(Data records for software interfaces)
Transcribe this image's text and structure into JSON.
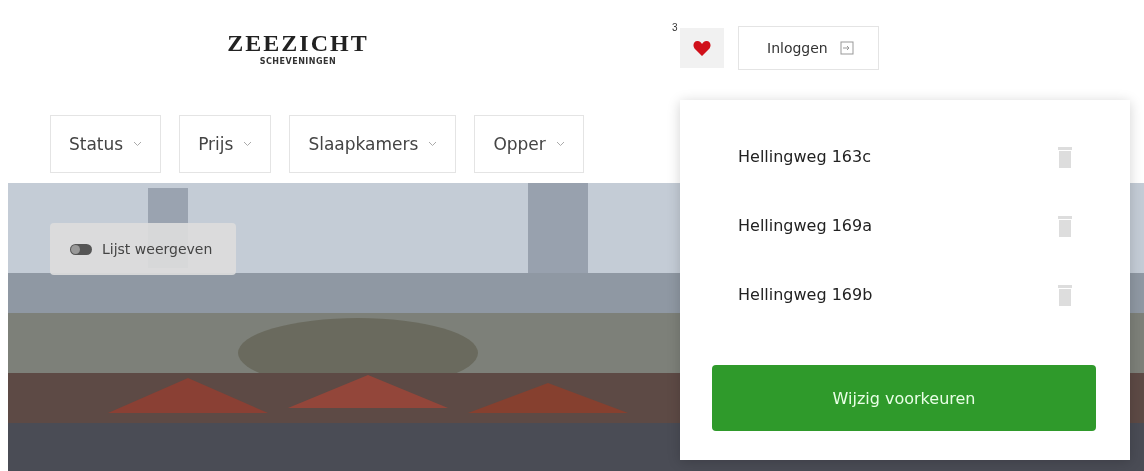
{
  "logo": {
    "name": "ZEEZICHT",
    "tagline": "SCHEVENINGEN"
  },
  "favorites": {
    "count": "3"
  },
  "login": {
    "label": "Inloggen"
  },
  "filters": [
    {
      "label": "Status"
    },
    {
      "label": "Prijs"
    },
    {
      "label": "Slaapkamers"
    },
    {
      "label": "Opper"
    }
  ],
  "view_toggle": {
    "label": "Lijst weergeven",
    "on": false
  },
  "favorites_menu": {
    "items": [
      {
        "label": "Hellingweg 163c"
      },
      {
        "label": "Hellingweg 169a"
      },
      {
        "label": "Hellingweg 169b"
      }
    ],
    "button": "Wijzig voorkeuren"
  }
}
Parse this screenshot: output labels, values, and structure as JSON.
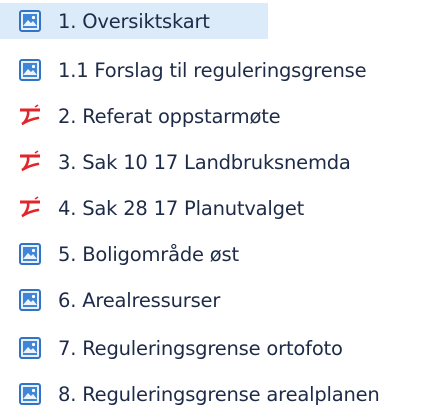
{
  "files": [
    {
      "label": "1. Oversiktskart",
      "icon": "image-file-icon",
      "selected": true
    },
    {
      "label": "1.1 Forslag til reguleringsgrense",
      "icon": "image-file-icon",
      "selected": false
    },
    {
      "label": "2. Referat oppstarmøte",
      "icon": "pdf-file-icon",
      "selected": false
    },
    {
      "label": "3. Sak 10 17 Landbruksnemda",
      "icon": "pdf-file-icon",
      "selected": false
    },
    {
      "label": "4. Sak 28 17 Planutvalget",
      "icon": "pdf-file-icon",
      "selected": false
    },
    {
      "label": "5. Boligområde øst",
      "icon": "image-file-icon",
      "selected": false
    },
    {
      "label": "6. Arealressurser",
      "icon": "image-file-icon",
      "selected": false
    },
    {
      "label": "7. Reguleringsgrense ortofoto",
      "icon": "image-file-icon",
      "selected": false
    },
    {
      "label": "8. Reguleringsgrense arealplanen",
      "icon": "image-file-icon",
      "selected": false
    }
  ],
  "colors": {
    "selection": "#dcebf9",
    "text": "#1e2b48",
    "pdf_red": "#e0252b",
    "image_blue": "#2f74c9"
  }
}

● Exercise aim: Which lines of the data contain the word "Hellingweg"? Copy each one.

● Result for this task:
        "label": "Hellingweg 163c"
        "label": "Hellingweg 169a"
        "label": "Hellingweg 169b"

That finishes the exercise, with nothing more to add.